Work request
What lines in the entries hold the string "likes"? List them.

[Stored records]
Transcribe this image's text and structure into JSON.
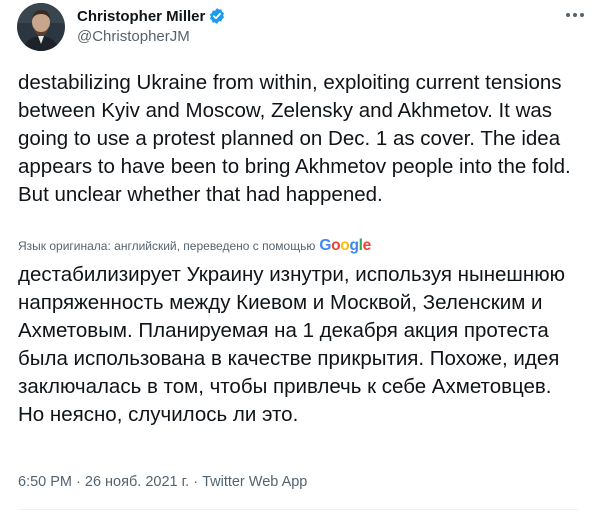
{
  "author": {
    "display_name": "Christopher Miller",
    "handle": "@ChristopherJM",
    "verified": true
  },
  "tweet": {
    "original_text": "destabilizing Ukraine from within, exploiting current tensions between Kyiv and Moscow, Zelensky and Akhmetov. It was going to use a protest planned on Dec. 1 as cover. The idea appears to have been to bring Akhmetov people into the fold. But unclear whether that had happened.",
    "translation_note": "Язык оригинала: английский, переведено с помощью",
    "translated_text": "дестабилизирует Украину изнутри, используя нынешнюю напряженность между Киевом и Москвой, Зеленским и Ахметовым. Планируемая на 1 декабря акция протеста была использована в качестве прикрытия. Похоже, идея заключалась в том, чтобы привлечь к себе Ахметовцев. Но неясно, случилось ли это.",
    "time": "6:50 PM",
    "sep1": " · ",
    "date": "26 нояб. 2021 г.",
    "sep2": " · ",
    "source_app": "Twitter Web App"
  },
  "icons": {
    "verified": "verified-badge-icon",
    "more": "more-horizontal-icon",
    "translation_provider": "google-logo"
  },
  "colors": {
    "text_primary": "#0f1419",
    "text_secondary": "#536471",
    "verified_blue": "#1d9bf0",
    "background": "#ffffff"
  }
}
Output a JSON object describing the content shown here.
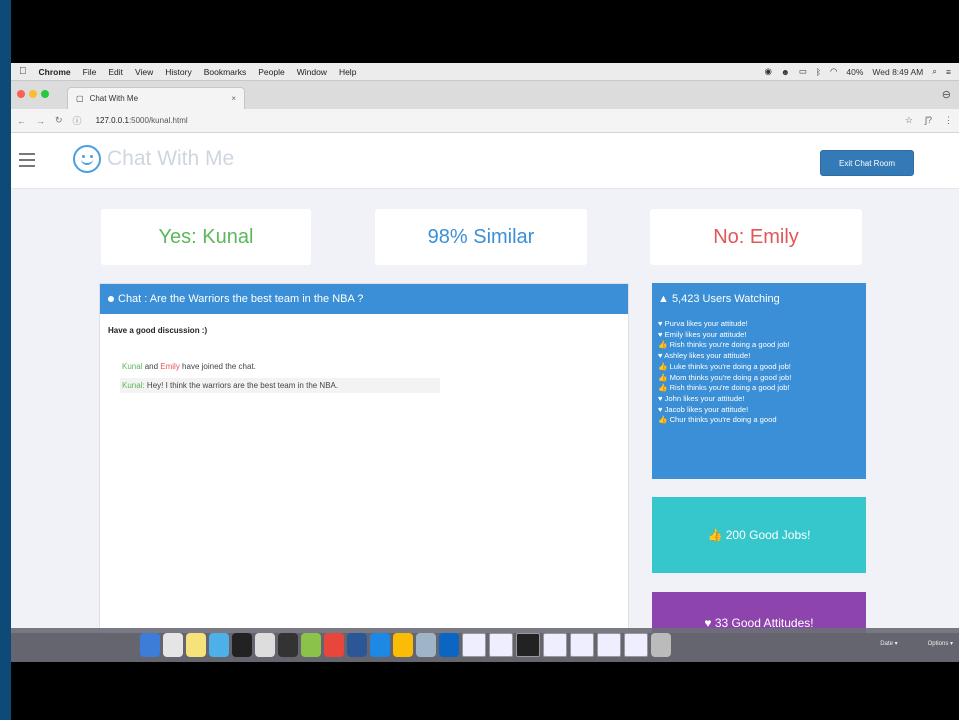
{
  "menubar": {
    "items": [
      "Chrome",
      "File",
      "Edit",
      "View",
      "History",
      "Bookmarks",
      "People",
      "Window",
      "Help"
    ],
    "battery": "40%",
    "clock": "Wed 8:49 AM"
  },
  "browser": {
    "tab_title": "Chat With Me",
    "tab_close": "×",
    "url_host": "127.0.0.1",
    "url_path": ":5000/kunal.html"
  },
  "app": {
    "brand": "Chat With Me",
    "exit_button": "Exit Chat Room",
    "yes_label": "Yes: Kunal",
    "similarity": "98% Similar",
    "no_label": "No: Emily"
  },
  "chat": {
    "header": "Chat : Are the Warriors the best team in the NBA ?",
    "intro": "Have a good discussion :)",
    "joined": {
      "name1": "Kunal",
      "and": " and ",
      "name2": "Emily",
      "rest": " have joined the chat."
    },
    "messages": [
      {
        "name": "Kunal:",
        "text": " Hey! I think the warriors are the best team in the NBA."
      }
    ]
  },
  "watchers": {
    "title": "▲ 5,423 Users Watching",
    "feed": [
      "♥ Purva likes your attitude!",
      "♥ Emily likes your attitude!",
      "👍 Rish thinks you're doing a good job!",
      "♥ Ashley likes your attitude!",
      "👍 Luke thinks you're doing a good job!",
      "👍 Mom thinks you're doing a good job!",
      "👍 Rish thinks you're doing a good job!",
      "♥ John likes your attitude!",
      "♥ Jacob likes your attitude!",
      "👍 Chur thinks you're doing a good"
    ]
  },
  "good_jobs": "👍 200 Good Jobs!",
  "good_attitudes": "♥ 33 Good Attitudes!",
  "dock": {
    "right_label_1": "Date ▾",
    "right_label_2": "Options ▾"
  },
  "colors": {
    "primary": "#3a8fd6",
    "yes_green": "#5cb85c",
    "no_red": "#e05757",
    "teal": "#35c7cc",
    "purple": "#8e44ad"
  }
}
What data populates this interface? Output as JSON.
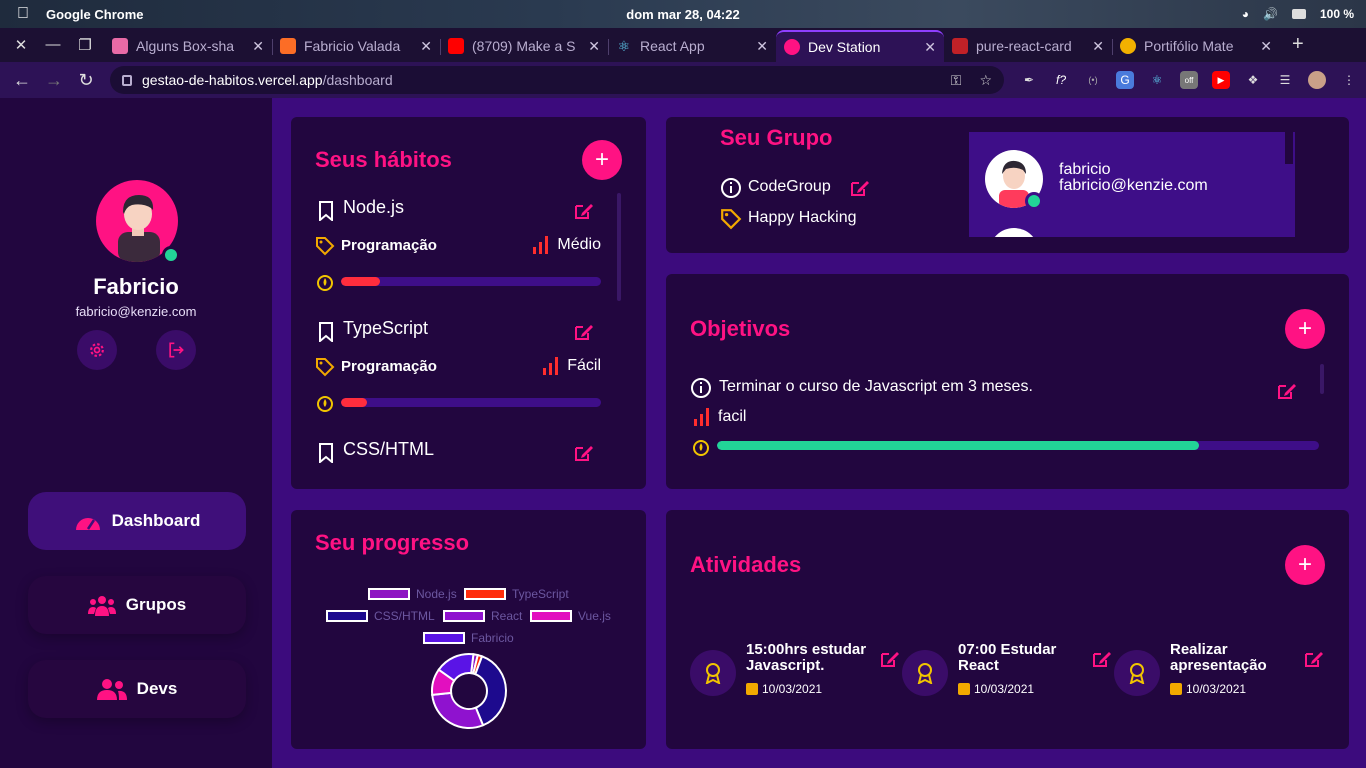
{
  "os": {
    "app_name": "Google Chrome",
    "clock": "dom mar 28, 04:22",
    "battery": "100 %"
  },
  "browser": {
    "tabs": [
      {
        "label": "Alguns Box-sha",
        "color": "#e86aa6"
      },
      {
        "label": "Fabricio Valada",
        "color": "#fc6d26"
      },
      {
        "label": "(8709) Make a S",
        "color": "#ff0000"
      },
      {
        "label": "React App",
        "color": "#61dafb"
      },
      {
        "label": "Dev Station",
        "color": "#ff1283"
      },
      {
        "label": "pure-react-card",
        "color": "#c12127"
      },
      {
        "label": "Portifólio Mate",
        "color": "#f2b100"
      }
    ],
    "url_host": "gestao-de-habitos.vercel.app",
    "url_path": "/dashboard"
  },
  "profile": {
    "name": "Fabricio",
    "email": "fabricio@kenzie.com"
  },
  "nav": {
    "dashboard": "Dashboard",
    "groups": "Grupos",
    "devs": "Devs"
  },
  "habits": {
    "title": "Seus hábitos",
    "items": [
      {
        "name": "Node.js",
        "category": "Programação",
        "difficulty": "Médio",
        "progress": 0.15
      },
      {
        "name": "TypeScript",
        "category": "Programação",
        "difficulty": "Fácil",
        "progress": 0.1
      },
      {
        "name": "CSS/HTML"
      }
    ]
  },
  "group": {
    "title": "Seu Grupo",
    "name": "CodeGroup",
    "tag": "Happy Hacking",
    "member": {
      "name": "fabricio",
      "email": "fabricio@kenzie.com"
    }
  },
  "goals": {
    "title": "Objetivos",
    "items": [
      {
        "text": "Terminar o curso de Javascript em 3 meses.",
        "difficulty": "facil",
        "progress": 0.8
      }
    ]
  },
  "progress": {
    "title": "Seu progresso"
  },
  "chart_data": {
    "type": "pie",
    "categories": [
      "Node.js",
      "TypeScript",
      "CSS/HTML",
      "React",
      "Vue.js",
      "Fabricio"
    ],
    "values": [
      2,
      2,
      40,
      31,
      12,
      18
    ],
    "colors": [
      "#8e15c2",
      "#ff2d0b",
      "#1d0a8e",
      "#8f12cf",
      "#e20fbf",
      "#5a14e6"
    ],
    "title": "",
    "legend": "top"
  },
  "activities": {
    "title": "Atividades",
    "items": [
      {
        "title": "15:00hrs estudar Javascript.",
        "date": "10/03/2021"
      },
      {
        "title": "07:00 Estudar React",
        "date": "10/03/2021"
      },
      {
        "title": "Realizar apresentação",
        "date": "10/03/2021"
      }
    ]
  },
  "theme": {
    "accent": "#ff1283",
    "success": "#22d497",
    "card": "#22063f",
    "background": "#3c0b7d"
  }
}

Answer space
      "♥ Purva likes your attitude!",
      "♥ Emily likes your attitude!",
      "♥ Ashley likes your attitude!",
      "♥ John likes your attitude!",
      "♥ Jacob likes your attitude!",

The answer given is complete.